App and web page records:
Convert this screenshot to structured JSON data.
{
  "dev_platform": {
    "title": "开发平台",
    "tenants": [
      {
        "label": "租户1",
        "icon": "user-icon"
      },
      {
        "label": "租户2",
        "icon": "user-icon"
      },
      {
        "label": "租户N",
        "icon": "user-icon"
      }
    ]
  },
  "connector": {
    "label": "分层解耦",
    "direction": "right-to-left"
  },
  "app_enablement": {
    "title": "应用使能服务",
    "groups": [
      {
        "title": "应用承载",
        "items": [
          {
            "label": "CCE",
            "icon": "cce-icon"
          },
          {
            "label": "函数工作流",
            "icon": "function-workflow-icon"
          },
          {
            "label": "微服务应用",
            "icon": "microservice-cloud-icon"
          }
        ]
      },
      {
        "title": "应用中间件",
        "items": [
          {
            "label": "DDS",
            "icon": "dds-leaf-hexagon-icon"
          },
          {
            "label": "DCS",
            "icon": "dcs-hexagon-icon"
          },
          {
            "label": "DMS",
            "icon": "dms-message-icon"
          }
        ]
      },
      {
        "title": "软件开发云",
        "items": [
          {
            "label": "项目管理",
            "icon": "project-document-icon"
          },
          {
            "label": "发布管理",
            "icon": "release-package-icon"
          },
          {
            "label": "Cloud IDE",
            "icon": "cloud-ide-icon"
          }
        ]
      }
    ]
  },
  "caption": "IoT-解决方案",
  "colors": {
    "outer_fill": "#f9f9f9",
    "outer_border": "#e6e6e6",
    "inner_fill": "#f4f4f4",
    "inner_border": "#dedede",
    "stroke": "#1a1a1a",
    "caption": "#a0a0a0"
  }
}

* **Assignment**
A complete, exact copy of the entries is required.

* **Response box**
Convert this screenshot to structured JSON data.
{
  "dev_platform": {
    "title": "开发平台",
    "tenants": [
      {
        "label": "租户1",
        "icon": "user-icon"
      },
      {
        "label": "租户2",
        "icon": "user-icon"
      },
      {
        "label": "租户N",
        "icon": "user-icon"
      }
    ]
  },
  "connector": {
    "label": "分层解耦",
    "direction": "right-to-left"
  },
  "app_enablement": {
    "title": "应用使能服务",
    "groups": [
      {
        "title": "应用承载",
        "items": [
          {
            "label": "CCE",
            "icon": "cce-icon"
          },
          {
            "label": "函数工作流",
            "icon": "function-workflow-icon"
          },
          {
            "label": "微服务应用",
            "icon": "microservice-cloud-icon"
          }
        ]
      },
      {
        "title": "应用中间件",
        "items": [
          {
            "label": "DDS",
            "icon": "dds-leaf-hexagon-icon"
          },
          {
            "label": "DCS",
            "icon": "dcs-hexagon-icon"
          },
          {
            "label": "DMS",
            "icon": "dms-message-icon"
          }
        ]
      },
      {
        "title": "软件开发云",
        "items": [
          {
            "label": "项目管理",
            "icon": "project-document-icon"
          },
          {
            "label": "发布管理",
            "icon": "release-package-icon"
          },
          {
            "label": "Cloud IDE",
            "icon": "cloud-ide-icon"
          }
        ]
      }
    ]
  },
  "caption": "IoT-解决方案",
  "colors": {
    "outer_fill": "#f9f9f9",
    "outer_border": "#e6e6e6",
    "inner_fill": "#f4f4f4",
    "inner_border": "#dedede",
    "stroke": "#1a1a1a",
    "caption": "#a0a0a0"
  }
}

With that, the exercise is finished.